First, the good news: Missouri will likely be fully funding our public K-12 schools for the first time ever next year.
This was a bipartisan effort — the work of 10 Republicans and nine Democrats in the Senate — in defiance of Republican leadership.
Because both chambers have now agreed, the funding can’t be cut by negotiators in conference committee, either.
Then, the not-so-great, not really news: You might recall that last year, lawmakers redefined full funding. To make it easier to hit that target, the General Assembly reinstituted a 5 percent growth cap on a key component of the formula for per-pupil funding.
Finally, the still uncertain: With the power of a line-item veto, Gov. Eric Greitens could still undo the $45 million more in basic aid that state senators approved this week, in a vote of 19-14, bringing the total state aid to $3.4 billion.

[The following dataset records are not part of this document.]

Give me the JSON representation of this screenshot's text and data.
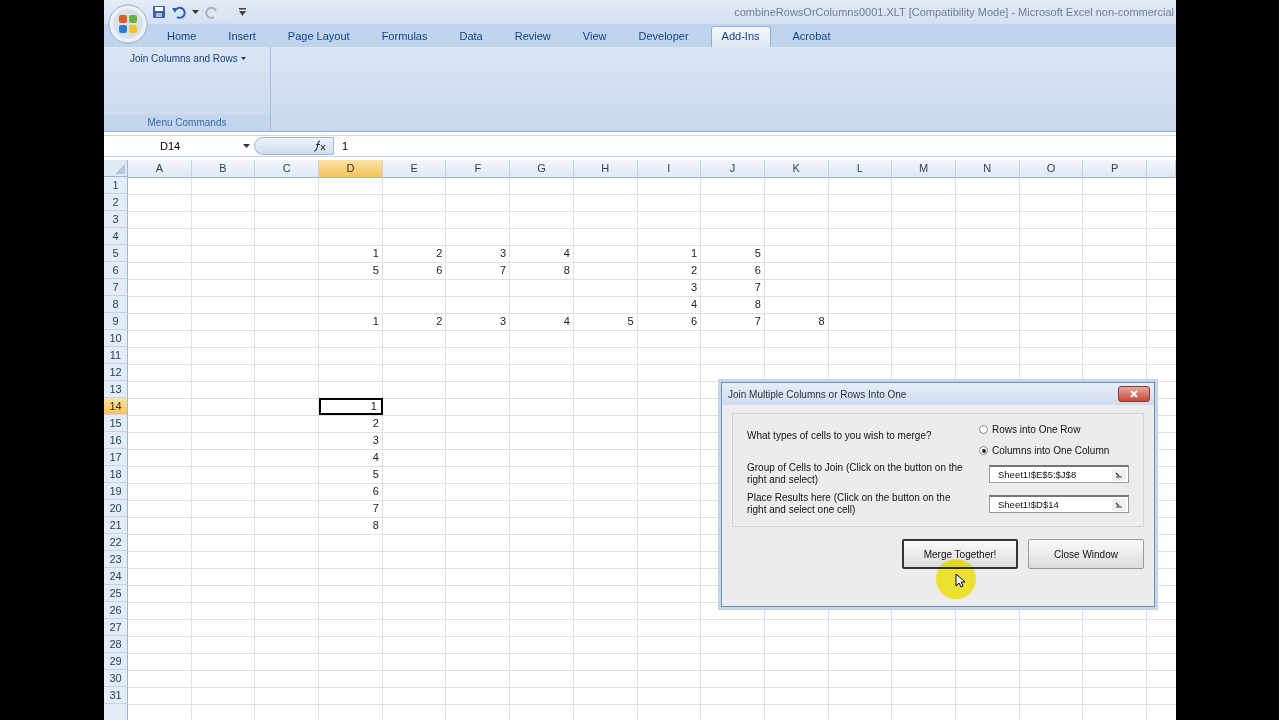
{
  "window": {
    "title": "combineRowsOrColumns0001.XLT  [Compatibility Mode] - Microsoft Excel non-commercial"
  },
  "tabs": [
    {
      "label": "Home",
      "selected": false
    },
    {
      "label": "Insert",
      "selected": false
    },
    {
      "label": "Page Layout",
      "selected": false
    },
    {
      "label": "Formulas",
      "selected": false
    },
    {
      "label": "Data",
      "selected": false
    },
    {
      "label": "Review",
      "selected": false
    },
    {
      "label": "View",
      "selected": false
    },
    {
      "label": "Developer",
      "selected": false
    },
    {
      "label": "Add-Ins",
      "selected": true
    },
    {
      "label": "Acrobat",
      "selected": false
    }
  ],
  "ribbon": {
    "button": "Join Columns and Rows",
    "group_label": "Menu Commands"
  },
  "formula_bar": {
    "name_box": "D14",
    "formula": "1"
  },
  "sheet": {
    "columns": [
      {
        "label": "A",
        "selected": false
      },
      {
        "label": "B",
        "selected": false
      },
      {
        "label": "C",
        "selected": false
      },
      {
        "label": "D",
        "selected": true
      },
      {
        "label": "E",
        "selected": false
      },
      {
        "label": "F",
        "selected": false
      },
      {
        "label": "G",
        "selected": false
      },
      {
        "label": "H",
        "selected": false
      },
      {
        "label": "I",
        "selected": false
      },
      {
        "label": "J",
        "selected": false
      },
      {
        "label": "K",
        "selected": false
      },
      {
        "label": "L",
        "selected": false
      },
      {
        "label": "M",
        "selected": false
      },
      {
        "label": "N",
        "selected": false
      },
      {
        "label": "O",
        "selected": false
      },
      {
        "label": "P",
        "selected": false
      }
    ],
    "rows": [
      {
        "label": "1",
        "selected": false
      },
      {
        "label": "2",
        "selected": false
      },
      {
        "label": "3",
        "selected": false
      },
      {
        "label": "4",
        "selected": false
      },
      {
        "label": "5",
        "selected": false,
        "cells": {
          "D": "1",
          "E": "2",
          "F": "3",
          "G": "4",
          "I": "1",
          "J": "5"
        }
      },
      {
        "label": "6",
        "selected": false,
        "cells": {
          "D": "5",
          "E": "6",
          "F": "7",
          "G": "8",
          "I": "2",
          "J": "6"
        }
      },
      {
        "label": "7",
        "selected": false,
        "cells": {
          "I": "3",
          "J": "7"
        }
      },
      {
        "label": "8",
        "selected": false,
        "cells": {
          "I": "4",
          "J": "8"
        }
      },
      {
        "label": "9",
        "selected": false,
        "cells": {
          "D": "1",
          "E": "2",
          "F": "3",
          "G": "4",
          "H": "5",
          "I": "6",
          "J": "7",
          "K": "8"
        }
      },
      {
        "label": "10",
        "selected": false
      },
      {
        "label": "11",
        "selected": false
      },
      {
        "label": "12",
        "selected": false
      },
      {
        "label": "13",
        "selected": false
      },
      {
        "label": "14",
        "selected": true,
        "cells": {
          "D": "1"
        }
      },
      {
        "label": "15",
        "selected": false,
        "cells": {
          "D": "2"
        }
      },
      {
        "label": "16",
        "selected": false,
        "cells": {
          "D": "3"
        }
      },
      {
        "label": "17",
        "selected": false,
        "cells": {
          "D": "4"
        }
      },
      {
        "label": "18",
        "selected": false,
        "cells": {
          "D": "5"
        }
      },
      {
        "label": "19",
        "selected": false,
        "cells": {
          "D": "6"
        }
      },
      {
        "label": "20",
        "selected": false,
        "cells": {
          "D": "7"
        }
      },
      {
        "label": "21",
        "selected": false,
        "cells": {
          "D": "8"
        }
      },
      {
        "label": "22",
        "selected": false
      },
      {
        "label": "23",
        "selected": false
      },
      {
        "label": "24",
        "selected": false
      },
      {
        "label": "25",
        "selected": false
      },
      {
        "label": "26",
        "selected": false
      },
      {
        "label": "27",
        "selected": false
      },
      {
        "label": "28",
        "selected": false
      },
      {
        "label": "29",
        "selected": false
      },
      {
        "label": "30",
        "selected": false
      },
      {
        "label": "31",
        "selected": false
      }
    ]
  },
  "dialog": {
    "title": "Join Multiple Columns or Rows Into One",
    "question": "What types of cells to you wish to merge?",
    "options": [
      {
        "label": "Rows into One Row",
        "selected": false
      },
      {
        "label": "Columns into One Column",
        "selected": true
      }
    ],
    "fields": [
      {
        "label": "Group of Cells to Join (Click on the button on the right and select)",
        "value": "Sheet1!$E$5:$J$8"
      },
      {
        "label": "Place Results here (Click on the button on the right and select one cell)",
        "value": "Sheet1!$D$14"
      }
    ],
    "buttons": [
      {
        "label": "Merge Together!",
        "focused": true
      },
      {
        "label": "Close Window",
        "focused": false
      }
    ]
  }
}
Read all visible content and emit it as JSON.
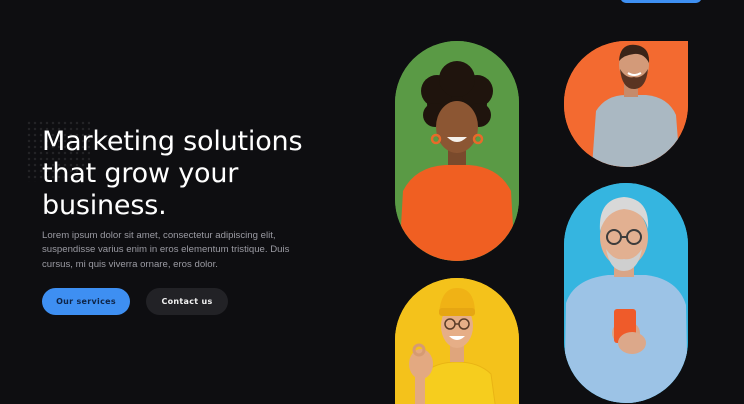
{
  "hero": {
    "title": "Marketing solutions that grow your business.",
    "description": "Lorem ipsum dolor sit amet, consectetur adipiscing elit, suspendisse varius enim in eros elementum tristique. Duis cursus, mi quis viverra ornare, eros dolor.",
    "primary_button": "Our services",
    "secondary_button": "Contact us"
  },
  "colors": {
    "background": "#0e0e11",
    "accent": "#3e8ff2",
    "card_green": "#5a9a45",
    "card_orange": "#f36a30",
    "card_yellow": "#f4c21b",
    "card_blue": "#35b5e0"
  }
}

Republican leaders continue to oppose the funding on the grounds that it will force cuts elsewhere in the budget.
Some GOP members also complained about the process and objected to “rewriting the budget on the Senate floor.”
But there is no more urgent priority than funding the future by assuring Missouri children an adequate education.
And while process matters, the real objection seems to be that members stood up to their leadership.
Opponents are also unhappy that Missouri will now start paying somewhere between $20 million and $60 million for early childhood education under a 2014 law that said the requirement would kick in a year after full funding.
Some critics seem to feel that those who support fully funding public schools are just showing off.
“It’s a game,” Mokane Republican Sen. Jeanie Riddle told The Star, while accusing colleagues of “grandstanding.”
Maybe so, but we’d be glad to see the governor also decide to make a show of doing the right thing for Missouri students.
In truth, even this level of funding is inadequate.
Some senators who opposed the funding bill did so because, given the redefinition of “full funding,” it still falls short.
Some school administrators, too, worry that Missourians will think the under-funding problem has been solved.
It hasn’t been, but this bump is definitely an improvement that our highly political governor surely won’t want to single-handedly undo.